* About this exercise *
Where the records below show the word "para" in a line, please copy that line.
========
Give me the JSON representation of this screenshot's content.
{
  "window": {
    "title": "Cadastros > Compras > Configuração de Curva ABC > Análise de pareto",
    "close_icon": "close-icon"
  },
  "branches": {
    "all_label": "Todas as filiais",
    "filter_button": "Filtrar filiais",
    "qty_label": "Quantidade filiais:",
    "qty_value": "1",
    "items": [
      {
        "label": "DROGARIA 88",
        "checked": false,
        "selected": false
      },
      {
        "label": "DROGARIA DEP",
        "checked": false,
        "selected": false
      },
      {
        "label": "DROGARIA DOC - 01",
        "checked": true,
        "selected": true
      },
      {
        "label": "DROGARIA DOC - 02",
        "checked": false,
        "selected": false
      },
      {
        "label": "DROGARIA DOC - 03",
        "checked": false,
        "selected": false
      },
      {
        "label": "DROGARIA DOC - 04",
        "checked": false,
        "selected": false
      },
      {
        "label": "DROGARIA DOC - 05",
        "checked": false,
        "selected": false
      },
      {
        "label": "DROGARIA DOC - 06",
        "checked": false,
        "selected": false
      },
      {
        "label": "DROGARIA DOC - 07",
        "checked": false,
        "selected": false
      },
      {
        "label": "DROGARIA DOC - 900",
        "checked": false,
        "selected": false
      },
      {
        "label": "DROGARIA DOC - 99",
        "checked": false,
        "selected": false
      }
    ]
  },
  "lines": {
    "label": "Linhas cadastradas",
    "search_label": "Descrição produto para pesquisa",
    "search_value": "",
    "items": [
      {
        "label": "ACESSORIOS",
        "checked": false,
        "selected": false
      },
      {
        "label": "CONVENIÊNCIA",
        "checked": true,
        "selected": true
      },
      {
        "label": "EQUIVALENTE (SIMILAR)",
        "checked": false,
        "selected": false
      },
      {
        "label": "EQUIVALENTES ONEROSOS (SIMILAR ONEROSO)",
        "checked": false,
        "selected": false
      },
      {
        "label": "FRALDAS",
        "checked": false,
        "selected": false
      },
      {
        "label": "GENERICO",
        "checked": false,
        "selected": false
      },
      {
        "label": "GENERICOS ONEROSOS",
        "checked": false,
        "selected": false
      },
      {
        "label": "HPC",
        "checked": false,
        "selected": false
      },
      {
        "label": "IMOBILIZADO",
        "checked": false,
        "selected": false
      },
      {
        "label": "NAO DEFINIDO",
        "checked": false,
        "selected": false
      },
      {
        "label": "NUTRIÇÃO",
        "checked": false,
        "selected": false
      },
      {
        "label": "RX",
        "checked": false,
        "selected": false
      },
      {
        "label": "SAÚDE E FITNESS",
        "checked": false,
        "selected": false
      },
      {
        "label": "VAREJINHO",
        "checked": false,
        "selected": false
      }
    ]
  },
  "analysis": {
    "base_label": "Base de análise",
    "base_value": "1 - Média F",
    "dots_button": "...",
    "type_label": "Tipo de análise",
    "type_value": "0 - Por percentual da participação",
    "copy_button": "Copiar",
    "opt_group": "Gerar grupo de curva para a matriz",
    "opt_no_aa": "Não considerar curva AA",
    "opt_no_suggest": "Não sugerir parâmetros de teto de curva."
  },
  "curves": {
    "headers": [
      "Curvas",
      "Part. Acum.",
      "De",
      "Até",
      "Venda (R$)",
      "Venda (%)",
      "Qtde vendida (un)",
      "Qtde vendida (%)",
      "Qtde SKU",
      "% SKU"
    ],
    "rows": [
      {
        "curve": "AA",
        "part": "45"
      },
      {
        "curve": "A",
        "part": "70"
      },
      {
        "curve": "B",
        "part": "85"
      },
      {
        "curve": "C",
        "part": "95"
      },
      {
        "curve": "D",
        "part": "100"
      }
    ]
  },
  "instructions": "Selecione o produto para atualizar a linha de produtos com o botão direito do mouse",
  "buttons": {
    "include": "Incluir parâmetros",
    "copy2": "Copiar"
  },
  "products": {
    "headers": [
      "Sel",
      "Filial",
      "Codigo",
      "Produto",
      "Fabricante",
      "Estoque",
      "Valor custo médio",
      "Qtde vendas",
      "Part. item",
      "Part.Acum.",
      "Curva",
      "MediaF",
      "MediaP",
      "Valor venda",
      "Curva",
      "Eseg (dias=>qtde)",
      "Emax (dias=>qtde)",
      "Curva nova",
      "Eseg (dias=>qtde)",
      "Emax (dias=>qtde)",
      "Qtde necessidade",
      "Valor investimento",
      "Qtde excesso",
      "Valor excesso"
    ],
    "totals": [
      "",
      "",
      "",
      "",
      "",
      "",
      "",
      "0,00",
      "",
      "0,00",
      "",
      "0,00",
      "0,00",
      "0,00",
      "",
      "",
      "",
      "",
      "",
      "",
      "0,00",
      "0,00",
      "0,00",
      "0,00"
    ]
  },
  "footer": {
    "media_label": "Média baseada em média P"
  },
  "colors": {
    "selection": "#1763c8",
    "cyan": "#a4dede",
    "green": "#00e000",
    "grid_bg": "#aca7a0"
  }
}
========
* Response to the exercise *
    "search_label": "Descrição produto para pesquisa",
    "opt_group": "Gerar grupo de curva para a matriz",
  "instructions": "Selecione o produto para atualizar a linha de produtos com o botão direito do mouse",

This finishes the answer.